Debt and other fixed costs drove up the proposed Shelburne municipal FY2019-20 budget before the selectboard heard from departments about their fiscal needs.
“We came in at roughly a 4 percent increase, and that was driven by fixed costs – debt and employee contracts,” Town Manager Lee Krohn said.
The town is starting to pay off the bonds for the library and the Quint fire truck. Employee contracts and healthcare costs also increased this year.
The overall increase to the budget is 8.7 percent, which accounts for projects paid for by grants and contracts. For example, the school resource officer contract with the Champlain Valley School District adds $85,000 to the budget that will be reimbursed to the town.

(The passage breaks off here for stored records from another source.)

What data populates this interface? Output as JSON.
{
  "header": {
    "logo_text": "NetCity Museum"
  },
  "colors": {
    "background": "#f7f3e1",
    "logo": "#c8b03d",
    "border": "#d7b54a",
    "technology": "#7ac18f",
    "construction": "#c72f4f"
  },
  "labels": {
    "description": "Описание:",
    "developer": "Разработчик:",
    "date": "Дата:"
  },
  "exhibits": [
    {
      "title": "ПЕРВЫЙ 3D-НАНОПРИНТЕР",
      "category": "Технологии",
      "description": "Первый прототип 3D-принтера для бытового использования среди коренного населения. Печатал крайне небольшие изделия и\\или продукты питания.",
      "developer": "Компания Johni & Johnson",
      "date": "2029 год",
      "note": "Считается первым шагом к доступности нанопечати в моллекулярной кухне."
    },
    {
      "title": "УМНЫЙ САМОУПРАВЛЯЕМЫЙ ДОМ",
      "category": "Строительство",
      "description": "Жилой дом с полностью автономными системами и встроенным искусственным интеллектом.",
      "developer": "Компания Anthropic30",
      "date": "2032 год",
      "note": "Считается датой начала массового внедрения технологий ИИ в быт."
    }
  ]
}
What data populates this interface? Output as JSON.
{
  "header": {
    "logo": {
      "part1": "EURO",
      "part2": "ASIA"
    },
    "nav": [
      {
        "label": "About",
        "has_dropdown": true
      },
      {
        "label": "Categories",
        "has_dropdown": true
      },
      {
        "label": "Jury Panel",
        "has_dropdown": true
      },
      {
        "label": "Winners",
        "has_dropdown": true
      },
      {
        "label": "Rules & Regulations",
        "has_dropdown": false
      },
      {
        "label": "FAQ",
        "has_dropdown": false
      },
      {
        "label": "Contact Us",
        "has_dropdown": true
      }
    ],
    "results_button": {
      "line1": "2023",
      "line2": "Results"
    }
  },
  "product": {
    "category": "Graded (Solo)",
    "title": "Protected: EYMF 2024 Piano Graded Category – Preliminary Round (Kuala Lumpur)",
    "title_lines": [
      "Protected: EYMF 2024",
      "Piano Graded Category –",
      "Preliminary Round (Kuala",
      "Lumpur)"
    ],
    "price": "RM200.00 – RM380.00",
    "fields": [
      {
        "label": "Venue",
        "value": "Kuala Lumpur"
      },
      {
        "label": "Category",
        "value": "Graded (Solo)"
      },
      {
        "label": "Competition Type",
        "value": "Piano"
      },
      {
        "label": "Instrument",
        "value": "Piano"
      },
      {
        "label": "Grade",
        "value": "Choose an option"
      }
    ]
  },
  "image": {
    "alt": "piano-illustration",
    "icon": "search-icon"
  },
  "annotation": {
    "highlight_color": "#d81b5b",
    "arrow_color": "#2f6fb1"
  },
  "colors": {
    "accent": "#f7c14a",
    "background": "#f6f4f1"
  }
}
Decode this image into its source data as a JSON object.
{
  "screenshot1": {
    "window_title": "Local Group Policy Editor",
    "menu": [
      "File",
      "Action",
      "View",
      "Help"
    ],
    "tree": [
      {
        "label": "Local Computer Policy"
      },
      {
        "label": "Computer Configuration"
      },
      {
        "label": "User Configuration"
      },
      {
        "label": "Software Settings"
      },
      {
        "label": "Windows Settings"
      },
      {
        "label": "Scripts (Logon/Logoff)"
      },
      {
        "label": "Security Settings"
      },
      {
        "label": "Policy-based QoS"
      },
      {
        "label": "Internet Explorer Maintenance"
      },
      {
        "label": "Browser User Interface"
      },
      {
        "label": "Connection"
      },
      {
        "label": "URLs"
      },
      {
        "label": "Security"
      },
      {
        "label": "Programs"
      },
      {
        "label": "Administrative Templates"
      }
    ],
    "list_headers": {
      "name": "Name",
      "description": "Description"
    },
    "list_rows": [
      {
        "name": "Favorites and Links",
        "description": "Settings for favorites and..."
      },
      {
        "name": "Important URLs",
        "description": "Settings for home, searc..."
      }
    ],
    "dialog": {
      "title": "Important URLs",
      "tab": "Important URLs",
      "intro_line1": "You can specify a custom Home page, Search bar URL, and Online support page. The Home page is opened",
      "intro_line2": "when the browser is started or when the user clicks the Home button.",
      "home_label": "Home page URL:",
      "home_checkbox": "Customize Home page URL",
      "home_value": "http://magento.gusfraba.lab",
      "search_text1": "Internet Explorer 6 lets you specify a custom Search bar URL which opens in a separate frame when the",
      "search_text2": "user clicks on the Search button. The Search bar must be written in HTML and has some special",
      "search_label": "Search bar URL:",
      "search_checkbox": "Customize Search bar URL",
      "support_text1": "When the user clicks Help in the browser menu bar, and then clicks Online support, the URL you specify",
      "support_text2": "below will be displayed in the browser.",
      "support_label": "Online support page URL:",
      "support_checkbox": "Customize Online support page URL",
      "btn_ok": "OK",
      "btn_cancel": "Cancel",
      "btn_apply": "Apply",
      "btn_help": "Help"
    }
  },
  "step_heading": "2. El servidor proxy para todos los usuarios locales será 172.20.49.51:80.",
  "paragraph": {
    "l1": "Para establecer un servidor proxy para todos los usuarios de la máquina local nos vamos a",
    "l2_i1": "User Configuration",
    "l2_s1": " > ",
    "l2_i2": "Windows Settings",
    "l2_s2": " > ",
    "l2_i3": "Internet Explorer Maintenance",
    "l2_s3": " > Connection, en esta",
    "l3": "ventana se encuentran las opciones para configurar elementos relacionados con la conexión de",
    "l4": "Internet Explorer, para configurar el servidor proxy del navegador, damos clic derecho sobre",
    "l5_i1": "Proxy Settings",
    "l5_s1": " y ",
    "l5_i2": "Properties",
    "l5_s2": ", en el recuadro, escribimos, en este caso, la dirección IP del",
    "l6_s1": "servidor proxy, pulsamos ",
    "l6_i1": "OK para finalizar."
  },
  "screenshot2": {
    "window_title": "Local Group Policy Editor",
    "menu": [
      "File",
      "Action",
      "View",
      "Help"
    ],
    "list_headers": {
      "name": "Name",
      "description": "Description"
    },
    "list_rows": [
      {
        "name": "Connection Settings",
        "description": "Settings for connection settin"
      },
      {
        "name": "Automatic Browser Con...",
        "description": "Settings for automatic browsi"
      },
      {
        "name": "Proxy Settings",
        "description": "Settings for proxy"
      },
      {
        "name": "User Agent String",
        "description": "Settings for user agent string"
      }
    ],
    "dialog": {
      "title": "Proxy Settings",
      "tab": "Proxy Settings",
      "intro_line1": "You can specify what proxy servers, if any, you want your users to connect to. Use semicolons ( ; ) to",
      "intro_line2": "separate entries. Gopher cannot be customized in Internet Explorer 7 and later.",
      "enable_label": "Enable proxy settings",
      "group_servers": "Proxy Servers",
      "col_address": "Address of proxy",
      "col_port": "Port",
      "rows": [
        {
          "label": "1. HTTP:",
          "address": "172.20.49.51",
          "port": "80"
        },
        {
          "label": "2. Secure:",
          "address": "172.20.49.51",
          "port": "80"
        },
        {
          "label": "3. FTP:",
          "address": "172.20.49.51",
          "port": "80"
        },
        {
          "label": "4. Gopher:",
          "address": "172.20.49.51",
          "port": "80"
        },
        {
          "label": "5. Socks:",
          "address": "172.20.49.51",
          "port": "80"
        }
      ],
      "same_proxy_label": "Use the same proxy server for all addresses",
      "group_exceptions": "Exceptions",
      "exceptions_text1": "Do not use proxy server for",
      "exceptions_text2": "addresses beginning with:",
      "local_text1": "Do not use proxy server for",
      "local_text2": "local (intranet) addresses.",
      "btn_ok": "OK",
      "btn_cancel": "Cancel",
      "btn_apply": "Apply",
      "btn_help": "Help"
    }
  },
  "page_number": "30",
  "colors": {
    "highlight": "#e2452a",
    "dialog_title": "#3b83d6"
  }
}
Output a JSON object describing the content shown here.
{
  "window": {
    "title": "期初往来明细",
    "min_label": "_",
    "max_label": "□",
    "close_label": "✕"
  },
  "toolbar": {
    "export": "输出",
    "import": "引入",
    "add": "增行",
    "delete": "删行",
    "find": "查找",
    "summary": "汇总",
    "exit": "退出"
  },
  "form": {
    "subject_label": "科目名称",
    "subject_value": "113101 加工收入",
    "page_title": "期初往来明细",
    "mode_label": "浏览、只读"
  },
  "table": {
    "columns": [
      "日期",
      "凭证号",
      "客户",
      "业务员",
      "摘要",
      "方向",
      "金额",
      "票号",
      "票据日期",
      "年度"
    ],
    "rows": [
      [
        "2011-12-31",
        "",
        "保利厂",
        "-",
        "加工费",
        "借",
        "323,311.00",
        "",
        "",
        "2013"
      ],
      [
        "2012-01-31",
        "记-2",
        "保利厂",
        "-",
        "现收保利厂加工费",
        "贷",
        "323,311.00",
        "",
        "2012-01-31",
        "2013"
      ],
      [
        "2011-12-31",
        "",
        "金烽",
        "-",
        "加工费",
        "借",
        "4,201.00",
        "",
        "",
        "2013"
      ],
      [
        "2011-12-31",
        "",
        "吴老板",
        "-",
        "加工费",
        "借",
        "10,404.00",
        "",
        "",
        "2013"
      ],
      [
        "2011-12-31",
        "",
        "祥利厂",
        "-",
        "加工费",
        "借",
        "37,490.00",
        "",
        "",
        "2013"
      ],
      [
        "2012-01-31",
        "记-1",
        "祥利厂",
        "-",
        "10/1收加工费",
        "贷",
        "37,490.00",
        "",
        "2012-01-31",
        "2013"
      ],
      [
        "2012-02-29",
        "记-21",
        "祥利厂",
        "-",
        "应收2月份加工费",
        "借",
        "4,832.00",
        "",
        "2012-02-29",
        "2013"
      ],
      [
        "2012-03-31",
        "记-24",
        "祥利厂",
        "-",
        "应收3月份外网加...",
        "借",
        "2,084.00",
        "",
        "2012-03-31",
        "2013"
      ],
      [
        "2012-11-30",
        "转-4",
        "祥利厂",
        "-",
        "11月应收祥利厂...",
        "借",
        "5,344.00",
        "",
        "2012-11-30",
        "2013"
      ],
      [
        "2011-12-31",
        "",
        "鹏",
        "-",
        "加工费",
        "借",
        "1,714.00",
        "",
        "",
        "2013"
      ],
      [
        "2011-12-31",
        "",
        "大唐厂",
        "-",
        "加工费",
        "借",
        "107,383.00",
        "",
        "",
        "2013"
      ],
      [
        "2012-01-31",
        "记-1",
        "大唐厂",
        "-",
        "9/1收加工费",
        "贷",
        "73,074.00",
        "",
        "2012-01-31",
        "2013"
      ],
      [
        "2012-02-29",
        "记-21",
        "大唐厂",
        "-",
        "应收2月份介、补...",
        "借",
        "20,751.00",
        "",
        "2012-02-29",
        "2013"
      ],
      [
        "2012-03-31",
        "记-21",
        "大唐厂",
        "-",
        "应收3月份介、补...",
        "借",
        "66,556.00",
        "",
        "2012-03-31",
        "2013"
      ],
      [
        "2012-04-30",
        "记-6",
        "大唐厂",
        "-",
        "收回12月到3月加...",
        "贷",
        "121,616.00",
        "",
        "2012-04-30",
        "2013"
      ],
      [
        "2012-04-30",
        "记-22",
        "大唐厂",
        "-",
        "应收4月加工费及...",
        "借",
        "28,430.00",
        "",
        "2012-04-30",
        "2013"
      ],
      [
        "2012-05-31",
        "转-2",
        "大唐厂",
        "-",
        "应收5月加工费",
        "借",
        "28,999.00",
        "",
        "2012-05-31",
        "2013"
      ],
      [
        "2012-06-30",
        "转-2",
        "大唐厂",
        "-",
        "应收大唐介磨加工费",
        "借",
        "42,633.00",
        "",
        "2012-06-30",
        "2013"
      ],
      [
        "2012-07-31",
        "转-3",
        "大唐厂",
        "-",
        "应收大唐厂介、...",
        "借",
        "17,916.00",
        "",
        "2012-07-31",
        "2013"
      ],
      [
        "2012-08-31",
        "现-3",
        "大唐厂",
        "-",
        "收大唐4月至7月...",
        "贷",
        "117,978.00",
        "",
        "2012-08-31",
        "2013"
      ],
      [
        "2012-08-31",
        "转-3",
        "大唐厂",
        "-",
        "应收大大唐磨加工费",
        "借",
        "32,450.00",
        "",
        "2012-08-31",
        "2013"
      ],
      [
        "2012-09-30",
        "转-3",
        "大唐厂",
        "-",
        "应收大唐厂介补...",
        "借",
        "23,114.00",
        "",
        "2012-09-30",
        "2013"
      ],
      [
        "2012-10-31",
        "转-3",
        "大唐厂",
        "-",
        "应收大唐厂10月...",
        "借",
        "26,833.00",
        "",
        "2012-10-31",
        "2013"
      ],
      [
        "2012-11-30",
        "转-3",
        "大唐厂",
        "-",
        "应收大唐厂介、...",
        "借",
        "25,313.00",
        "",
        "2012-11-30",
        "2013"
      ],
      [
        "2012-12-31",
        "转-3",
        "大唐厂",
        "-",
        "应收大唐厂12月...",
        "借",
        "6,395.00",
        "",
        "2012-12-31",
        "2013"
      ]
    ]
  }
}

The overall impact to taxes is estimated to be 5.31 percent if all of the ballot questions– paying into the Open Space Fund and entering into a purchase agreement for the proposed fire and rescue building project – are approved. If those items are not approved, the town’s budget summary estimates a 4.38 percent increase to taxes.
The selectboard cut capital spending by half in the proposed budget, which is why voters are being asked to create the “Fire Equipment Reserve Fund.” The board allocated $50,000 for a new SUV instead of the $85,000 the department asked for.
“If we are cutting capital expenses by half, how do we make the best use of those funds?” Krohn asked. Creating these “savings accounts,” he said, is “to help department heads spend money wisely because it’s needed, not to spend money because they will lose it.”
Shelburne voters will be asked to approve $35,000 for the Open Space Fund, which is up $5,000 from 2018. The town acquired two parcels totaling 52 acres at the end of last year – a lot off Irish Hill Road and the Ewing Farm, which is located near Shelburne Pond off Cheesefactory Road.
“We want the town to have that vote every year,” Natural Resources Committee Chair Gail Albert explained to Shelburne News. “It shows us and the selectboard that conservation is a town priority.”
Entering into a purchase agreement with Healthy Living Market for a piece of land to potentially build a new fire and rescue building was the last item to be added to the ballot this year. The selectboard was negotiating the deal until Jan. 29.
Both fire and rescue have been looking to build a combined station since the early 2000s. The departments worked collaboratively in 2007 to study potential land parcels in town. The current piece of land for sale was identified as a prime potential location for the combined fire and rescue station during that study.
“Financially, this might be one of the worst times, but we knew 12 years ago this was the best site,” Rescue Chief Jacob Leopold said.
Healthy Living has a purchase agreement with Rice Lumber, which currently owns the parcel. Healthy Living owners want to subdivide the 4.8-acre lot to build the grocery store on the piece of land closer to Shelburne Road and have the fire/rescue station occupy the western lot. The whole project will require several years and several public votes before breaking ground.
First, the town has to vote to enter into the purchase agreement. If approved, Shelburne residents would vote again at Town Meeting Day 2020 on whether to buy the land for $650,000. Then voters would have to approve a bond to build the station. Fire and rescue officials have indicated they will pursue grants and other revenue sources as well to finance any potential building.
“We’re working with the town because we heard it was the number one preferred site for a new fire and rescue station and we want to be respectful of the town and its residents,” Healthy Living CEO Eli Lesser-Goldsmith said. “To date, we’ve not negotiated with any other potential partner because if the town wants it, we believe the town should have first opportunity to get it.”
Both the fire and rescue chiefs have identified a need to expand their current facilities. The rescue facility is located on wetland, and cannot be expanded. The fire building has limited room to expand because of the library project that is currently underway.
“We’ve outgrown the (fire) facility, and we don’t have handicapped accessibility,” Fire Chief Jerry Ouimet said. “If it doesn’t happen now it’s going to happen soon.”
Town of Shelburne
Monday, March 4, 7:30 p.m. – Town Meeting
Shelburne Community School
Voters will hear the auditor’s report for the previous fiscal year, and vote on the selectboard’s compensation.
Tuesday, March 5, 7 a.m.-7 p.m. – Voting by Australian Ballot at the Town Hall